Within the entries that follow, show each line where the word "data" occurs.

━━━━━━━━━━━━━━━━

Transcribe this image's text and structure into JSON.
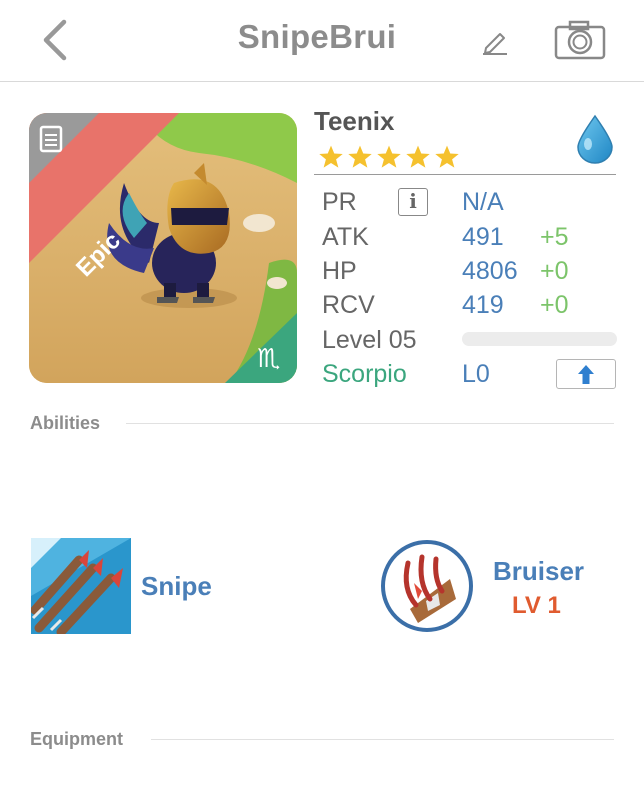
{
  "header": {
    "title": "SnipeBrui",
    "back_icon": "chevron-left-icon",
    "edit_icon": "pencil-icon",
    "camera_icon": "camera-icon"
  },
  "monster": {
    "name": "Teenix",
    "rarity": "Epic",
    "stars": 5,
    "element_icon": "water-drop-icon",
    "zodiac_icon": "scorpio-icon",
    "colors": {
      "epic_banner": "#e8736a",
      "zodiac_badge": "#3ba67e",
      "star": "#f5c12e"
    }
  },
  "stats": {
    "pr": {
      "label": "PR",
      "value": "N/A"
    },
    "atk": {
      "label": "ATK",
      "value": "491",
      "bonus": "+5"
    },
    "hp": {
      "label": "HP",
      "value": "4806",
      "bonus": "+0"
    },
    "rcv": {
      "label": "RCV",
      "value": "419",
      "bonus": "+0"
    },
    "level": {
      "label": "Level 05",
      "progress": 0
    },
    "sign": {
      "label": "Scorpio",
      "value": "L0"
    }
  },
  "abilities": {
    "title": "Abilities",
    "items": [
      {
        "name": "Snipe",
        "icon": "arrows-icon"
      },
      {
        "name": "Bruiser",
        "level": "LV 1",
        "icon": "claw-icon"
      }
    ]
  },
  "equipment": {
    "title": "Equipment"
  }
}
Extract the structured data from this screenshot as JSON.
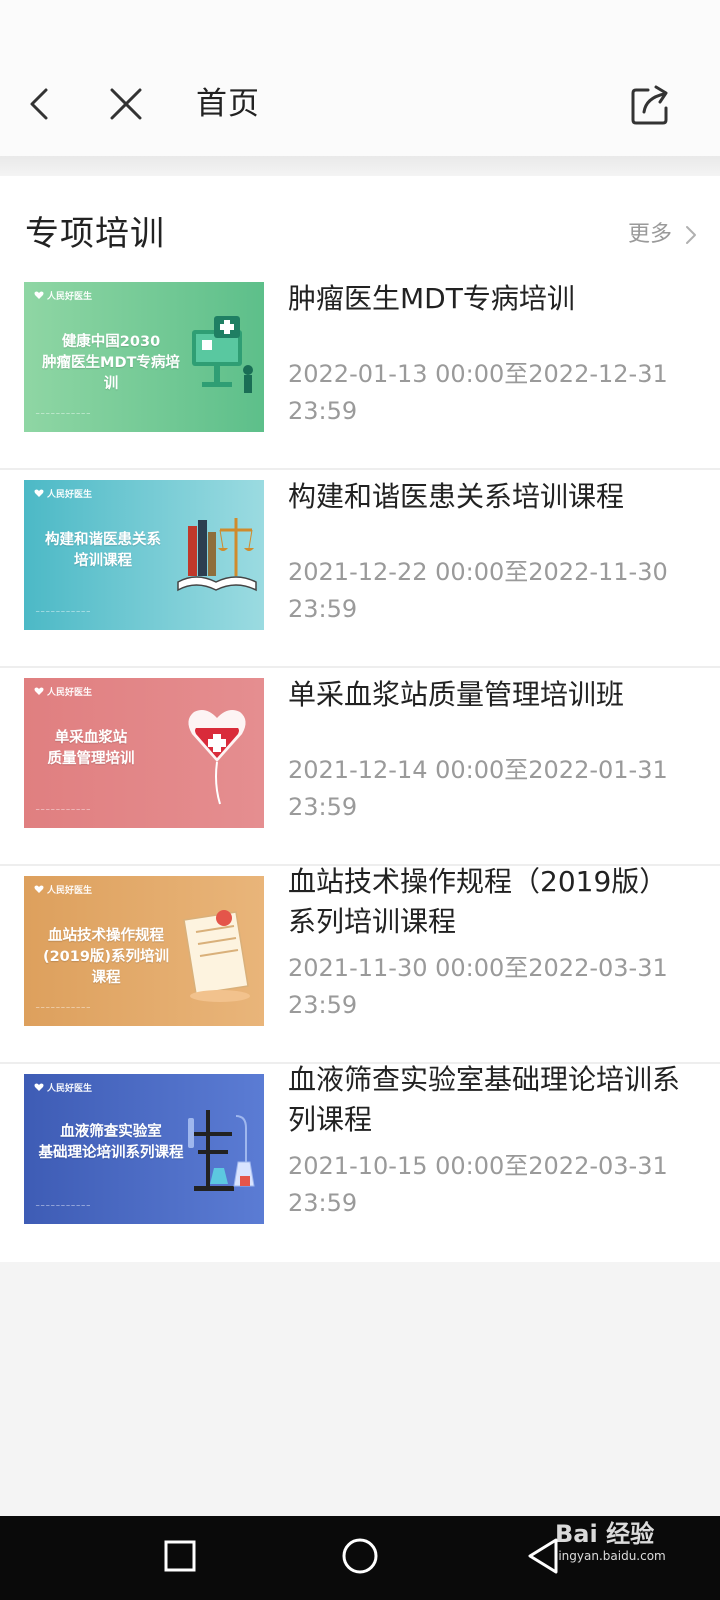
{
  "header": {
    "title": "首页"
  },
  "section": {
    "title": "专项培训",
    "more_label": "更多"
  },
  "courses": [
    {
      "name": "肿瘤医生MDT专病培训",
      "dates": "2022-01-13 00:00至2022-12-31 23:59",
      "thumb_title": "健康中国2030 肿瘤医生MDT专病培训",
      "thumb_color_start": "#8fd6a4",
      "thumb_color_end": "#5dbf8a"
    },
    {
      "name": "构建和谐医患关系培训课程",
      "dates": "2021-12-22 00:00至2022-11-30 23:59",
      "thumb_title": "构建和谐医患关系 培训课程",
      "thumb_color_start": "#4cb9c6",
      "thumb_color_end": "#9bdbe1"
    },
    {
      "name": "单采血浆站质量管理培训班",
      "dates": "2021-12-14 00:00至2022-01-31 23:59",
      "thumb_title": "单采血浆站 质量管理培训",
      "thumb_color_start": "#e07f80",
      "thumb_color_end": "#e58e90"
    },
    {
      "name": "血站技术操作规程（2019版）系列培训课程",
      "dates": "2021-11-30 00:00至2022-03-31 23:59",
      "thumb_title": "血站技术操作规程 (2019版)系列培训课程",
      "thumb_color_start": "#dda05d",
      "thumb_color_end": "#e9b57a"
    },
    {
      "name": "血液筛查实验室基础理论培训系列课程",
      "dates": "2021-10-15 00:00至2022-03-31 23:59",
      "thumb_title": "血液筛查实验室 基础理论培训系列课程",
      "thumb_color_start": "#3e5cb5",
      "thumb_color_end": "#5b7cd4"
    }
  ],
  "thumb_brand": "人民好医生",
  "watermark": {
    "text": "Bai 经验",
    "url": "jingyan.baidu.com"
  },
  "icons": {
    "back": "chevron-left-icon",
    "close": "close-icon",
    "share": "share-icon",
    "more": "chevron-right-icon",
    "nav_recent": "square-icon",
    "nav_home": "circle-icon",
    "nav_back": "triangle-back-icon"
  }
}
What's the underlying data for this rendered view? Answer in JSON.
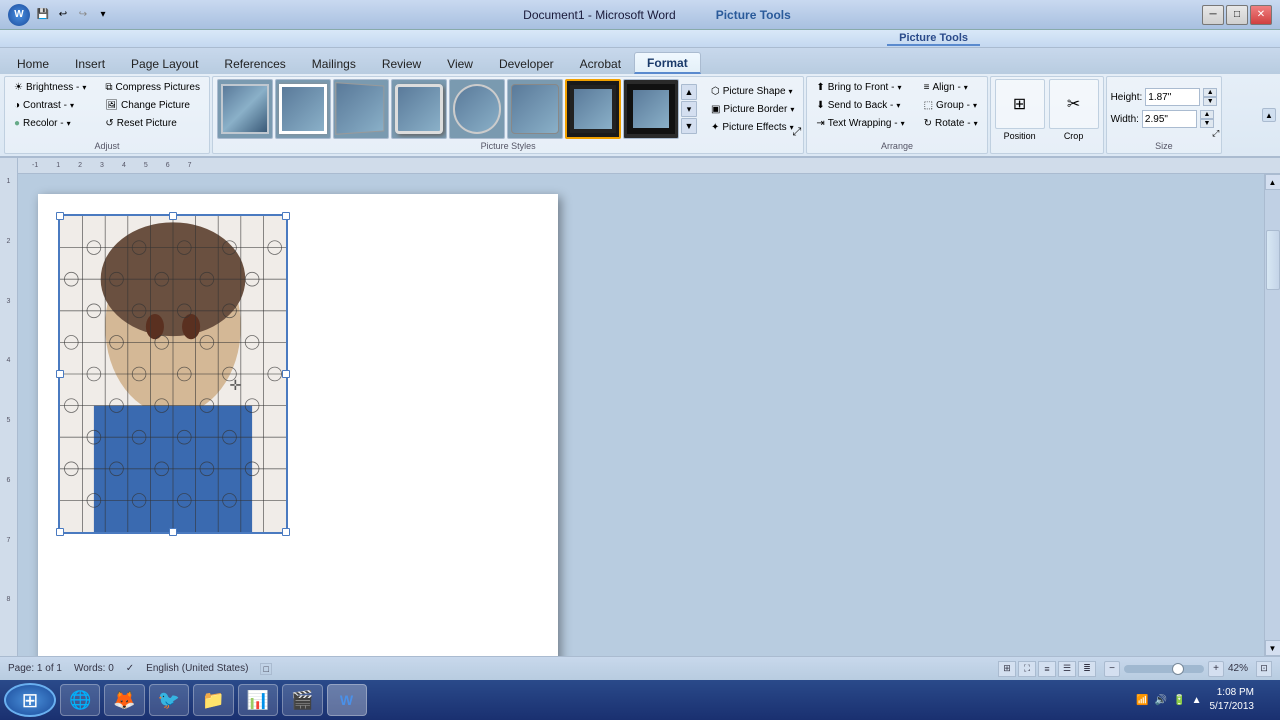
{
  "title_bar": {
    "document_name": "Document1 - Microsoft Word",
    "picture_tools": "Picture Tools",
    "quick_access": [
      "save",
      "undo",
      "redo"
    ],
    "window_buttons": [
      "minimize",
      "maximize",
      "close"
    ]
  },
  "ctx_label": "Picture Tools",
  "tabs": [
    {
      "id": "home",
      "label": "Home"
    },
    {
      "id": "insert",
      "label": "Insert"
    },
    {
      "id": "page_layout",
      "label": "Page Layout"
    },
    {
      "id": "references",
      "label": "References"
    },
    {
      "id": "mailings",
      "label": "Mailings"
    },
    {
      "id": "review",
      "label": "Review"
    },
    {
      "id": "view",
      "label": "View"
    },
    {
      "id": "developer",
      "label": "Developer"
    },
    {
      "id": "acrobat",
      "label": "Acrobat"
    },
    {
      "id": "format",
      "label": "Format",
      "active": true
    }
  ],
  "ribbon": {
    "groups": {
      "adjust": {
        "label": "Adjust",
        "buttons": [
          {
            "id": "brightness",
            "label": "Brightness -",
            "icon": "☀"
          },
          {
            "id": "contrast",
            "label": "Contrast -",
            "icon": "◑"
          },
          {
            "id": "recolor",
            "label": "Recolor -",
            "icon": "🎨"
          }
        ],
        "right_buttons": [
          {
            "id": "compress",
            "label": "Compress Pictures",
            "icon": "⧉"
          },
          {
            "id": "change_picture",
            "label": "Change Picture",
            "icon": "🖼"
          },
          {
            "id": "reset_picture",
            "label": "Reset Picture",
            "icon": "↺"
          }
        ]
      },
      "picture_styles": {
        "label": "Picture Styles",
        "thumbs": [
          "th1",
          "th2",
          "th3",
          "th4",
          "th5",
          "th6",
          "th7",
          "th8"
        ],
        "selected_index": 6,
        "side_buttons": [
          {
            "id": "picture_shape",
            "label": "Picture Shape",
            "icon": "⬡"
          },
          {
            "id": "picture_border",
            "label": "Picture Border",
            "icon": "▣"
          },
          {
            "id": "picture_effects",
            "label": "Picture Effects",
            "icon": "✦"
          }
        ]
      },
      "arrange": {
        "label": "Arrange",
        "buttons": [
          {
            "id": "bring_front",
            "label": "Bring to Front -",
            "icon": "⬆"
          },
          {
            "id": "align",
            "label": "Align -",
            "icon": "≡"
          },
          {
            "id": "send_back",
            "label": "Send to Back -",
            "icon": "⬇"
          },
          {
            "id": "group",
            "label": "Group -",
            "icon": "⬚"
          },
          {
            "id": "text_wrap",
            "label": "Text Wrapping -",
            "icon": "⇥"
          },
          {
            "id": "rotate",
            "label": "Rotate -",
            "icon": "↻"
          }
        ]
      },
      "position_crop": {
        "label": "",
        "position_label": "Position",
        "crop_label": "Crop"
      },
      "size": {
        "label": "Size",
        "height_label": "Height:",
        "height_value": "1.87\"",
        "width_label": "Width:",
        "width_value": "2.95\"",
        "expand_icon": "↗"
      }
    }
  },
  "document": {
    "page_label": "Page: 1 of 1",
    "words_label": "Words: 0",
    "language": "English (United States)",
    "zoom": "42%"
  },
  "taskbar": {
    "time": "1:08 PM",
    "date": "5/17/2013",
    "apps": [
      "⊞",
      "🌐",
      "🦊",
      "🐦",
      "📁",
      "📊",
      "🎬",
      "W"
    ]
  },
  "ruler": {
    "h_marks": [
      "-1",
      "1",
      "2",
      "3",
      "4",
      "5",
      "6",
      "7"
    ],
    "v_marks": [
      "1",
      "2",
      "3",
      "4",
      "5",
      "6",
      "7",
      "8"
    ]
  }
}
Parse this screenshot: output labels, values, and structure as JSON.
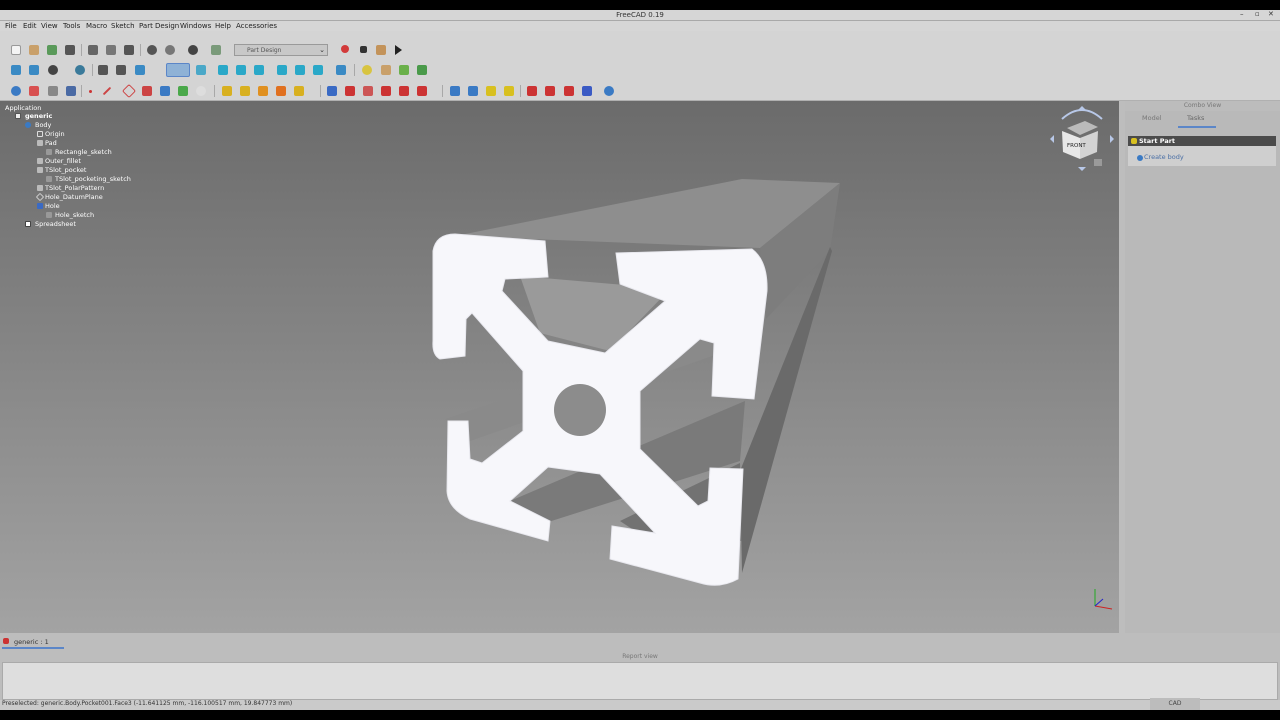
{
  "window": {
    "title": "FreeCAD 0.19",
    "controls": [
      "–",
      "▫",
      "✕"
    ]
  },
  "menu": [
    "File",
    "Edit",
    "View",
    "Tools",
    "Macro",
    "Sketch",
    "Part Design",
    "Windows",
    "Help",
    "Accessories"
  ],
  "toolbar": {
    "workbench_selector": "Part Design"
  },
  "tree": {
    "section_label": "Application",
    "items": [
      {
        "label": "generic",
        "icon": "document-icon"
      },
      {
        "label": "Body",
        "icon": "body-icon"
      },
      {
        "label": "Origin",
        "icon": "origin-icon"
      },
      {
        "label": "Pad",
        "icon": "pad-icon"
      },
      {
        "label": "Rectangle_sketch",
        "icon": "sketch-icon"
      },
      {
        "label": "Outer_fillet",
        "icon": "fillet-icon"
      },
      {
        "label": "TSlot_pocket",
        "icon": "pocket-icon"
      },
      {
        "label": "TSlot_pocketing_sketch",
        "icon": "sketch-icon"
      },
      {
        "label": "TSlot_PolarPattern",
        "icon": "polar-pattern-icon"
      },
      {
        "label": "Hole_DatumPlane",
        "icon": "datum-plane-icon"
      },
      {
        "label": "Hole",
        "icon": "hole-icon"
      },
      {
        "label": "Hole_sketch",
        "icon": "sketch-icon"
      },
      {
        "label": "Spreadsheet",
        "icon": "spreadsheet-icon"
      }
    ]
  },
  "navcube": {
    "face_label": "FRONT"
  },
  "combo": {
    "title": "Combo View",
    "tabs": [
      "Model",
      "Tasks"
    ],
    "active_tab": "Tasks",
    "panel_title": "Start Part",
    "panel_action": "Create body"
  },
  "doc_tab": {
    "label": "generic : 1"
  },
  "report": {
    "title": "Report view"
  },
  "status": {
    "text": "Preselected: generic.Body.Pocket001.Face3 (-11.641125 mm, -116.100517 mm, 19.847773 mm)",
    "navigation_style": "CAD"
  },
  "colors": {
    "accent": "#5b86c8",
    "viewport_top": "#6b6b6b",
    "viewport_bottom": "#a3a3a3",
    "model_face": "#f7f7fb"
  }
}
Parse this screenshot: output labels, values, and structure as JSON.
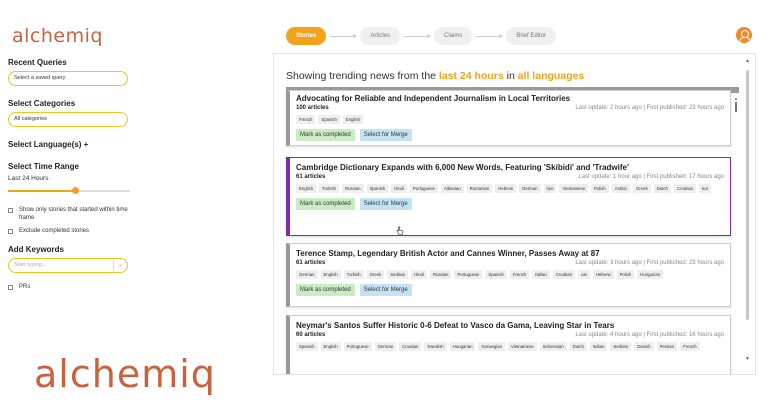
{
  "brand": {
    "logo": "alchemiq",
    "big_logo": "alchemiq"
  },
  "steps": [
    "Stories",
    "Articles",
    "Claims",
    "Brief Editor"
  ],
  "sidebar": {
    "recent_queries_heading": "Recent Queries",
    "recent_queries_value": "Select a saved query",
    "categories_heading": "Select Categories",
    "categories_value": "All categories",
    "languages_heading": "Select Language(s) +",
    "time_heading": "Select Time Range",
    "time_value": "Last 24 Hours",
    "time_slider_fraction": 0.55,
    "checkbox_only_started": "Show only stories that started within time frame",
    "checkbox_exclude_completed": "Exclude completed stories",
    "keywords_heading": "Add Keywords",
    "keywords_placeholder": "Start typing...",
    "checkbox_prs": "PRs"
  },
  "main": {
    "heading_prefix": "Showing trending news from the ",
    "heading_time": "last 24 hours",
    "heading_mid": " in ",
    "heading_lang": "all languages",
    "button_completed": "Mark as completed",
    "button_merge": "Select for Merge",
    "stories": [
      {
        "title": "Advocating for Reliable and Independent Journalism in Local Territories",
        "count": "100 articles",
        "meta": "Last update: 2 hours ago | First published: 23 hours ago",
        "tags": [
          "French",
          "Spanish",
          "English"
        ]
      },
      {
        "title": "Cambridge Dictionary Expands with 6,000 New Words, Featuring 'Skibidi' and 'Tradwife'",
        "count": "61 articles",
        "meta": "Last update: 1 hour ago | First published: 17 hours ago",
        "tags": [
          "English",
          "Turkish",
          "Russian",
          "Spanish",
          "Hindi",
          "Portuguese",
          "Albanian",
          "Romanian",
          "Hebrew",
          "German",
          "hye",
          "Vietnamese",
          "Polish",
          "Arabic",
          "Greek",
          "Dutch",
          "Croatian",
          "kor"
        ]
      },
      {
        "title": "Terence Stamp, Legendary British Actor and Cannes Winner, Passes Away at 87",
        "count": "61 articles",
        "meta": "Last update: 3 hours ago | First published: 23 hours ago",
        "tags": [
          "German",
          "English",
          "Turkish",
          "Greek",
          "Serbian",
          "Hindi",
          "Russian",
          "Portuguese",
          "Spanish",
          "French",
          "Italian",
          "Croatian",
          "cat",
          "Hebrew",
          "Polish",
          "Hungarian"
        ]
      },
      {
        "title": "Neymar's Santos Suffer Historic 0-6 Defeat to Vasco da Gama, Leaving Star in Tears",
        "count": "60 articles",
        "meta": "Last update: 4 hours ago | First published: 16 hours ago",
        "tags": [
          "Spanish",
          "English",
          "Portuguese",
          "German",
          "Croatian",
          "Swedish",
          "Hungarian",
          "Norwegian",
          "Vietnamese",
          "Indonesian",
          "Dutch",
          "Italian",
          "Serbian",
          "Danish",
          "Persian",
          "French"
        ]
      }
    ]
  }
}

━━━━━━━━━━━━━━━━

TASK RESPONSE:
Extract the structured data from this screenshot as JSON.
What's the underlying data for this rendered view? Answer in JSON.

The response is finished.